This news is devastating, and the stories are heart-breaking. The need for emergency aid is crucial to minimise future damage as much as possible.
But what this crisis really reinforced to me is the argument in favour of the welfare state.
Let’s take healthcare. Inevitably a private healthcare system acts as a deterrent to seeking medical attention, particularly so for those with low or no cash income. It seems inevitable therefore that the first Ebola victims would have been reluctant or unable to seek medical assistance when they began suffering symptoms. This meant that instead of the infected being diagnosed and quarantined, the virus was able to spread. In addition it increased the delay before medical professionals could begin working on a treatment and cure.
There are other ways that a welfare state would minimise the effects of Ebola. The victims of Ebola are, of course, not only the deceased. Their family and friends also suffer immeasurable, life-changing damage. Unreported world’s documentary on the effects of Ebola in Sierra Leone featured a typical victim. She was a mother, Kadiatu Jusu, who had contracted the virus from her deceased father-in-law for whom she acted as carer during his last days. She was lucky enough to have been picked up by one of the Emergency Aid teams who were working in the area, using only 4 vehicles to monitor a population of half a million people. Although most victims have passed away, some have managed to fight the virus off if they are able to remain hydrated and get adequate rest. Kadiatu was one of these exceptions. She managed to recover from the virus and return to her 4 children days later. Tragically her husband was not so fortunate. He was admitted to the same clinic the day after his wife and he died there.
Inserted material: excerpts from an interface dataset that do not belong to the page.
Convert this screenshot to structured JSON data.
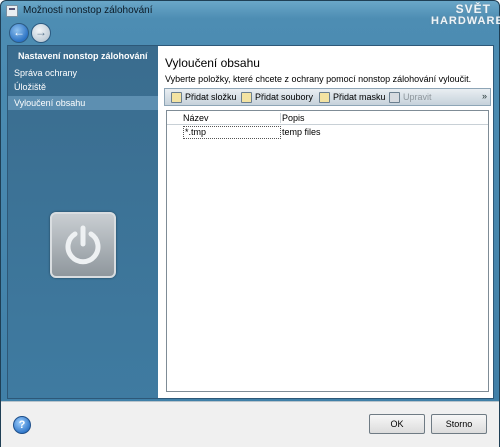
{
  "window": {
    "title": "Možnosti nonstop zálohování"
  },
  "brand": {
    "line1": "SVĚT",
    "line2": "HARDWARE"
  },
  "nav": {
    "back_icon": "arrow-left-icon",
    "forward_icon": "arrow-right-icon"
  },
  "sidebar": {
    "header": "Nastavení nonstop zálohování",
    "items": [
      {
        "label": "Správa ochrany",
        "active": false
      },
      {
        "label": "Úložiště",
        "active": false
      },
      {
        "label": "Vyloučení obsahu",
        "active": true
      }
    ],
    "tile_icon": "power-icon"
  },
  "content": {
    "title": "Vyloučení obsahu",
    "description": "Vyberte položky, které chcete z ochrany pomocí nonstop zálohování vyloučit.",
    "toolbar": {
      "add_folder": "Přidat složku",
      "add_files": "Přidat soubory",
      "add_mask": "Přidat masku",
      "edit": "Upravit",
      "more": "»"
    },
    "list": {
      "columns": [
        "Název",
        "Popis"
      ],
      "rows": [
        {
          "name": "*.tmp",
          "description": "temp files"
        }
      ]
    }
  },
  "footer": {
    "help": "?",
    "ok": "OK",
    "cancel": "Storno"
  }
}
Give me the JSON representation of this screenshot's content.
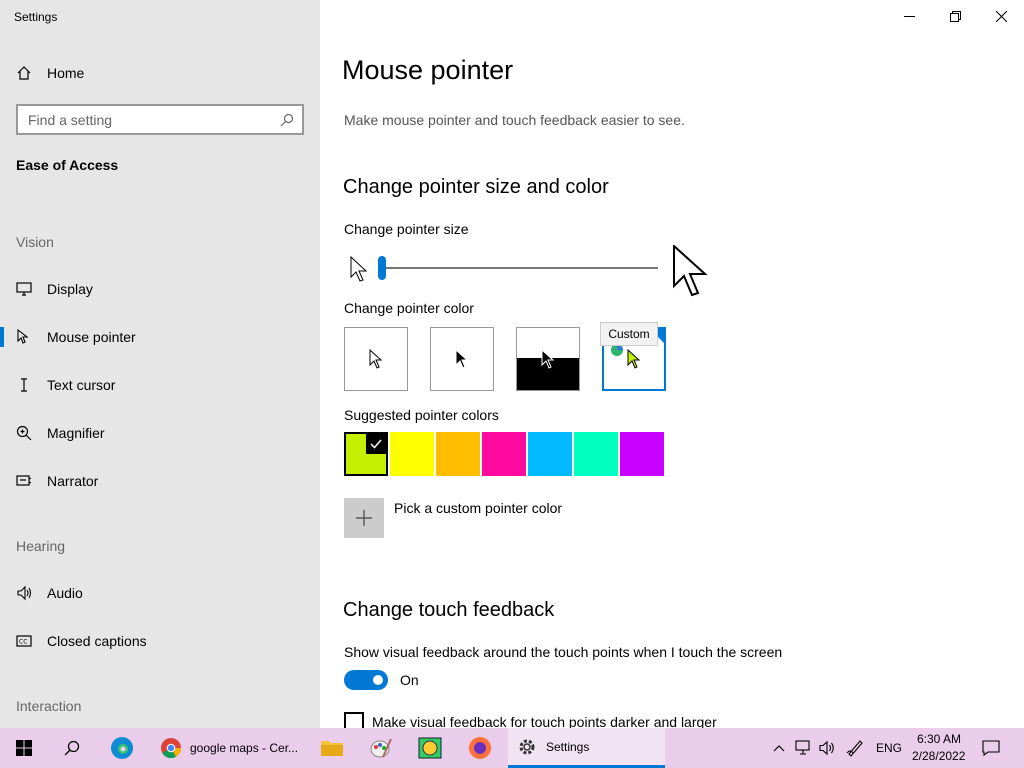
{
  "window": {
    "title": "Settings"
  },
  "sidebar": {
    "home_label": "Home",
    "search_placeholder": "Find a setting",
    "section_title": "Ease of Access",
    "groups": {
      "vision": "Vision",
      "hearing": "Hearing",
      "interaction": "Interaction"
    },
    "items": [
      {
        "label": "Display",
        "icon": "monitor-icon"
      },
      {
        "label": "Mouse pointer",
        "icon": "mouse-pointer-icon",
        "selected": true
      },
      {
        "label": "Text cursor",
        "icon": "text-cursor-icon"
      },
      {
        "label": "Magnifier",
        "icon": "magnifier-icon"
      },
      {
        "label": "Narrator",
        "icon": "narrator-icon"
      },
      {
        "label": "Audio",
        "icon": "speaker-icon"
      },
      {
        "label": "Closed captions",
        "icon": "closed-captions-icon"
      }
    ]
  },
  "main": {
    "title": "Mouse pointer",
    "description": "Make mouse pointer and touch feedback easier to see.",
    "size_color_heading": "Change pointer size and color",
    "pointer_size_label": "Change pointer size",
    "pointer_size_value": 1,
    "pointer_color_label": "Change pointer color",
    "color_options": [
      "White",
      "Black",
      "Inverted",
      "Custom"
    ],
    "selected_color_option": "Custom",
    "tooltip": "Custom",
    "suggested_label": "Suggested pointer colors",
    "suggested_colors": [
      "#c4f000",
      "#ffff00",
      "#ffbe00",
      "#ff0aa0",
      "#00b9ff",
      "#00ffc0",
      "#c800ff"
    ],
    "selected_suggested_index": 0,
    "custom_color_label": "Pick a custom pointer color",
    "touch_heading": "Change touch feedback",
    "touch_feedback_label": "Show visual feedback around the touch points when I touch the screen",
    "touch_toggle_state": "On",
    "darker_checkbox_label": "Make visual feedback for touch points darker and larger"
  },
  "taskbar": {
    "apps": [
      {
        "label": "google maps - Cer...",
        "icon": "chrome-icon"
      },
      {
        "label": "Settings",
        "icon": "gear-icon",
        "active": true
      }
    ],
    "language": "ENG",
    "time": "6:30 AM",
    "date": "2/28/2022"
  },
  "colors": {
    "accent": "#0078d4",
    "sidebar_bg": "#e6e6e6",
    "taskbar_bg": "#e9cdea"
  }
}
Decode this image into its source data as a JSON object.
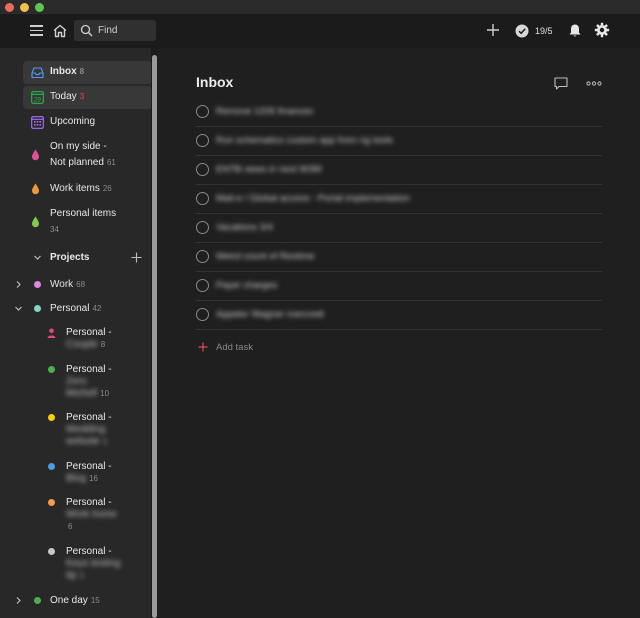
{
  "window": {
    "controls": [
      "close",
      "minimize",
      "zoom"
    ]
  },
  "topbar": {
    "search_placeholder": "Find",
    "karma_label": "19/5",
    "icons": [
      "menu-icon",
      "home-icon",
      "search-icon",
      "plus-icon",
      "karma-check-icon",
      "bell-icon",
      "gear-icon"
    ]
  },
  "sidebar": {
    "filters": [
      {
        "label": "Inbox",
        "count": "8",
        "icon": "inbox-icon",
        "color": "#5297ff",
        "active": true
      },
      {
        "label": "Today",
        "count": "3",
        "icon": "calendar-today-icon",
        "color": "#25b84c",
        "day": "29",
        "active": true
      },
      {
        "label": "Upcoming",
        "count": "",
        "icon": "calendar-upcoming-icon",
        "color": "#a970ff"
      },
      {
        "label_line1": "On my side -",
        "label_line2": "Not planned",
        "count": "61",
        "icon": "drop-icon",
        "color": "#e05194"
      },
      {
        "label": "Work items",
        "count": "26",
        "icon": "drop-icon",
        "color": "#f0943f"
      },
      {
        "label": "Personal items",
        "count": "34",
        "icon": "drop-icon",
        "color": "#7ecc49"
      }
    ],
    "projects_header": "Projects",
    "projects": [
      {
        "name": "Work",
        "count": "68",
        "color": "#d989e0",
        "collapsed": true
      },
      {
        "name": "Personal",
        "count": "42",
        "color": "#7ed8c5",
        "expanded": true
      },
      {
        "name_line1": "Personal -",
        "name_line2": "Couple",
        "count": "8",
        "color": "#e04b73",
        "icon": "person-icon"
      },
      {
        "name_line1": "Personal -",
        "name_line2": "Zero",
        "name_line3": "Michell",
        "count": "10",
        "color": "#4caf50"
      },
      {
        "name_line1": "Personal -",
        "name_line2": "Wedding",
        "name_line3": "website",
        "count": "1",
        "color": "#fad000"
      },
      {
        "name_line1": "Personal -",
        "name_line2": "Blog",
        "count": "16",
        "color": "#4a9ee8"
      },
      {
        "name_line1": "Personal -",
        "name_line2": "Work home",
        "count": "6",
        "color": "#f59a4b"
      },
      {
        "name_line1": "Personal -",
        "name_line2": "Keys testing",
        "name_line3": "tip",
        "count": "1",
        "color": "#c8c8c8"
      },
      {
        "name": "One day",
        "count": "15",
        "color": "#4caf50",
        "collapsed": true
      }
    ]
  },
  "main": {
    "title": "Inbox",
    "tasks": [
      "Remove 1205 finances",
      "Run schematics custom app from ng tools",
      "ENTB news in next W3M",
      "Mail-e / Global access - Portal implementation",
      "Vacations 3/4",
      "Weird count of Restime",
      "Payer charges",
      "Appeler Wagner mercredi"
    ],
    "add_task_label": "Add task",
    "accent": "#de4c4a"
  }
}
In this story, Kadiatu’s children were unlucky to lose their father, but they were lucky to keep a parent. Countless children in West Africa have been orphaned by Ebola. It is bad enough to lose your parents without having to worry, as a child, of how you are going to survive.
With no social services, the future of orphaned children is down to luck. Their survival depends on whether they have an extended family around them who are able to take them on. Uncles and Aunties are often too burdened with the task of keeping their own children alive. Even for Kadiatu who did survive, if her deceased husband Falalh was the family’s breadwinner, there will be no state support to see them through this time of hardship.
Is it right that these matters are left to luck? My view is categorically no. Stories like Kadiatu’s reinforce to me the value of systems such as the NHS in this country. It is pointless supporting human rights if we don’t have the practical means to implement them; the welfare state in the UK was created in 1949 for this very purpose. The government at that time quite rightly recognised that without services such as the NHS, welfare benefits, legal aid and asylum, human rights are rendered meaningless. At a time when welfare services are being slashed in the UK and there are threats of further cuts, it is worth pausing for a moment to remind ourselves of this. Human rights are vital because they guarantee us all basic minimum standards of treatment. They are also essential because they enable us to hold our governments to account when those standards are not met. A welfare state are the means by which our rights are put into practice.
Not only does the Ebola crisis demand urgent funding to minimise the damage of this disease. It also highlights the importance of long term investment in structured welfare services all over the world. My message is that here in the UK we should be protecting the services that we have instead of destroying them.